LONDON, September 25 — Last week’s presidential speech at the U.N. General Assembly conclave in New York City was marked in particular by Donald Trump’s threat “to totally destroy North Korea” if the United States and its allies were attacked or threatened by Kim Jong Un. Aside from the poor grammar, this declaration is not without precedent. Soviet leader Nikita Khrushchev promised that “we will bury you” many decades earlier. However, Khrushchev was referring to the ideological and strategic competition between east and west and not a fight to the death in a war that almost certainly would have seen the use of thermonuclear weapons.
Given North Korea’s aggressive and defiant actions to test both nuclear weapons and long-range missiles in the face of overwhelming condemnation by the international community, including Russia and China, the promise by the United States to “keep all options on the table” certainly has not removed the threat of military of force from consideration. National Security Adviser Lt.-Gen. H.R. McMaster made that clear in televised interviews two Sundays ago. Secretary of Defense James Mattis noted, but did not elaborate on, military options that could prevent North Korea from making devastating strikes on the South.
Since all options are seemingly on the table, if only as leverage to hasten diplomatic solutions, one question must be asked and answered. If war were to come, what would the Korean peninsula look like once hostilities ended? Of course, how the war started and whether mass destruction weapons were used or not must be part of any answers.
One possibility is the Korean War (1950-53) model. The North could launch a sudden attack and overwhelm the defenses. South Korean and American forces could find themselves forced to retreat to the equivalent of a Pusan Perimeter in the southeastern-most tip of the peninsula gathering strength to repel the North Korea forces.
Equally, even if the North attacked first, the huge firepower and technological advantages of U.S. and South Korea forces could rout the offensive, plunging the North Korean army into full retreat as occurred after the famous Inchon Landing encircled the enemy in late 1950. But where would the combined forces stop? Remember, General of the Army Douglas MacArthur ignored China’s repeated warnings to halt the rush to the Yalu River that marked the border with Korea. A million Chinese intervened and the war drew to a stalemate around the 38th parallel.

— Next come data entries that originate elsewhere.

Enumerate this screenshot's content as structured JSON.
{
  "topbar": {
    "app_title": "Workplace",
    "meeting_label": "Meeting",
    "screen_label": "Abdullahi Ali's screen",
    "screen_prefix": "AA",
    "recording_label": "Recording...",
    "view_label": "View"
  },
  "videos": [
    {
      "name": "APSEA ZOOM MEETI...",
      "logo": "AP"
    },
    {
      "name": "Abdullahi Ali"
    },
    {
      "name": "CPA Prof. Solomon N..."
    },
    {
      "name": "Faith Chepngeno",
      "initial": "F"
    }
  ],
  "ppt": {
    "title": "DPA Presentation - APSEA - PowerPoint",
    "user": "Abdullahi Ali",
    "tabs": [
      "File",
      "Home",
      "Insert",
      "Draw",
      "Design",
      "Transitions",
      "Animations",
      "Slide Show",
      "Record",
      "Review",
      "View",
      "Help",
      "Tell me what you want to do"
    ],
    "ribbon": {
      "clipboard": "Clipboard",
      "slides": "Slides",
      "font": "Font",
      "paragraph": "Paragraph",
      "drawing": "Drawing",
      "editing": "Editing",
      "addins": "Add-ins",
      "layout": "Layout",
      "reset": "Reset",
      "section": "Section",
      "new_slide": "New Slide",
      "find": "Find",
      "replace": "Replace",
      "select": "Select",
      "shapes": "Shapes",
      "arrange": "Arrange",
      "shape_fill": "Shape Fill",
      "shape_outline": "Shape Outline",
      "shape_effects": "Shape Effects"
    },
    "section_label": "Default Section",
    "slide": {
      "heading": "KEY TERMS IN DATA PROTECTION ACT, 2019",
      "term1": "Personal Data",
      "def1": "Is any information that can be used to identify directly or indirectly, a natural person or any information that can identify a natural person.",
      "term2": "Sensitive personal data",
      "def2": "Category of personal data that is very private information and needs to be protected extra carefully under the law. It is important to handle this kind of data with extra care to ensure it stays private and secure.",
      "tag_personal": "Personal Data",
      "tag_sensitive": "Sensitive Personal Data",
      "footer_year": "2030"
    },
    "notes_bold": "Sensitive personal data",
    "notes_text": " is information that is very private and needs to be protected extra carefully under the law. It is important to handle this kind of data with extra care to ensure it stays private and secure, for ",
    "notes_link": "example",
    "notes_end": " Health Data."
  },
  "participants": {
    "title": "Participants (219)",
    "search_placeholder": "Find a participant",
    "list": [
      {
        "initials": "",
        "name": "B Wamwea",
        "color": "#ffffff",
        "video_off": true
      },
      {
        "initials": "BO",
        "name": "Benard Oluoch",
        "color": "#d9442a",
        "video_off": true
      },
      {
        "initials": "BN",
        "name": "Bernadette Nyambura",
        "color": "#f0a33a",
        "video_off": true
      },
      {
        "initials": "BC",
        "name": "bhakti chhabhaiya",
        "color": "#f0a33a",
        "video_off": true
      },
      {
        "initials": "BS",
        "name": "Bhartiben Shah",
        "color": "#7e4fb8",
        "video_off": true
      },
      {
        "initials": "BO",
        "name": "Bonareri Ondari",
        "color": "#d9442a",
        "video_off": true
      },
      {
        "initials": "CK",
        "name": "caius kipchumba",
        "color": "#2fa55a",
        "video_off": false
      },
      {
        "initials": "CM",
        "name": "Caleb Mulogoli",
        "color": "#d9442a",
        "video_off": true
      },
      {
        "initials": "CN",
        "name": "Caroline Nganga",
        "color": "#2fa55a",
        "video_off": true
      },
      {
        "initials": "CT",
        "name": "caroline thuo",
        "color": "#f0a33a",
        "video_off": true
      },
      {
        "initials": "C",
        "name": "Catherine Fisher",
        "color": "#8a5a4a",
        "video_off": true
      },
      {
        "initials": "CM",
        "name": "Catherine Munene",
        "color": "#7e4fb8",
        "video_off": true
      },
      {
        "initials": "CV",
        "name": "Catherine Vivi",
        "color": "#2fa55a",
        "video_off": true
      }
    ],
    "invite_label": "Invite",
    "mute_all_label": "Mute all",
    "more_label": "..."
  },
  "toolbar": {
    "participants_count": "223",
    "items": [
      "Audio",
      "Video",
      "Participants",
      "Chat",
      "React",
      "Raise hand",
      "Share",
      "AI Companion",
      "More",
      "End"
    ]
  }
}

Make no mistake: Nuclear and chemical weapons could also be used. To the degree that the United States must destroy North Korea’s nuclear, missile and artillery capabilities in any war, conventional weapons might be insufficient. That would lead to employing so-called tactical nuclear weapons to obliterate Kim’s capabilities, as well as the massive 20,000-pound MOAB or “Mother of All Bombs.”

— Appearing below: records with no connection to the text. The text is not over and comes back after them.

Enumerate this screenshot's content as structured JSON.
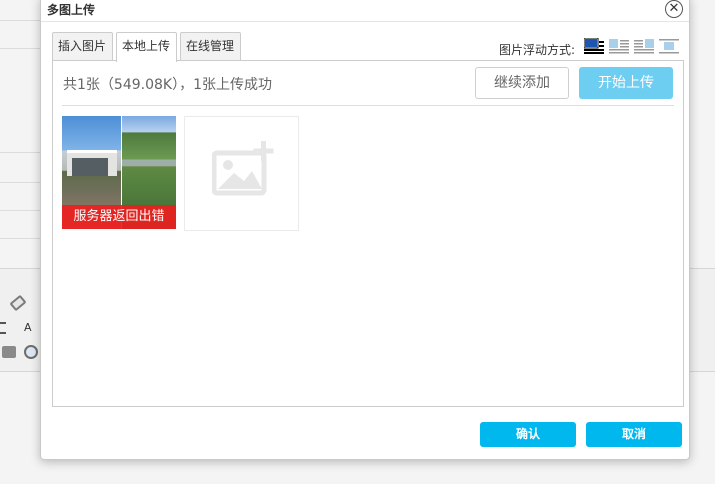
{
  "dialog": {
    "title": "多图上传",
    "close_glyph": "✕"
  },
  "tabs": [
    {
      "label": "插入图片",
      "active": false
    },
    {
      "label": "本地上传",
      "active": true
    },
    {
      "label": "在线管理",
      "active": false
    }
  ],
  "float": {
    "label": "图片浮动方式:",
    "options": [
      "none-icon",
      "left-icon",
      "right-icon",
      "center-icon"
    ]
  },
  "upload": {
    "status": "共1张（549.08K），1张上传成功",
    "continue_label": "继续添加",
    "start_label": "开始上传",
    "file": {
      "error_text": "服务器返回出错"
    }
  },
  "footer": {
    "ok_label": "确认",
    "cancel_label": "取消"
  },
  "background": {
    "toolbar_font_glyph": "A"
  },
  "colors": {
    "accent": "#00b7ee",
    "start_button": "#5fc9f0",
    "error": "#eb1e1e"
  }
}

Nuclear fallout would spread north to China.
North Korea understands these strategic and military interactions. Hence, its nuclear arsenals no doubt are secured in deep underground facilities that might not be totally destroyed or even greatly damaged. Nor does Kim need an ICBM to strike America. The equivalent of using FedEx would work. Smuggling a nuclear device into the United States — a recurring security nightmare and plot for countless television shows and movies — is not impossible. And the same applies to using nuclear weapons against the United States and South Korea militaries and the cities in the South.
By all accounts, the United States and South Korea would “win,” if winning means annihilating the Kim regime and imposing a peace on the North. However, China would have a huge stake in this outcome. So would Russia. And Japan would not like to be excluded, particularly it Kim had been able to hit it with missile strikes.
Would a new and democratic North Korea be created? Would a U.N.-administered regime be put in place? Or would Korea be united? And who would pay for reconstruction as the peninsula would surely be devastated, especially if nuclear weapons were used.
In Vietnam and of course in Iraq in 2003, the “what next” question was not asked or answered. As North Korea continues along its nuclear path and all options are indeed on the table, the next-day question must be addressed. If there is a war, what would the peace look like? If we refuse to address this question and find a suitable answer, then all options should not and cannot be on the table.
Harlan Ullman has served on the Senior Advisory Group for Supreme Allied Commander Europe (2004-16) and is a senior adviser at Washington, D.C.’s Atlantic Council, chairman of two private companies and principal author of the doctrine of shock and awe. A former naval person, he commanded a destroyer in the Persian Gulf and led over 150 missions and operations in Vietnam as a Swift Boat skipper. His next book, “Anatomy of Failure: Why America has Lost Every War it Starts,” will be published in the fall. Follow him on Twitter @harlankullman.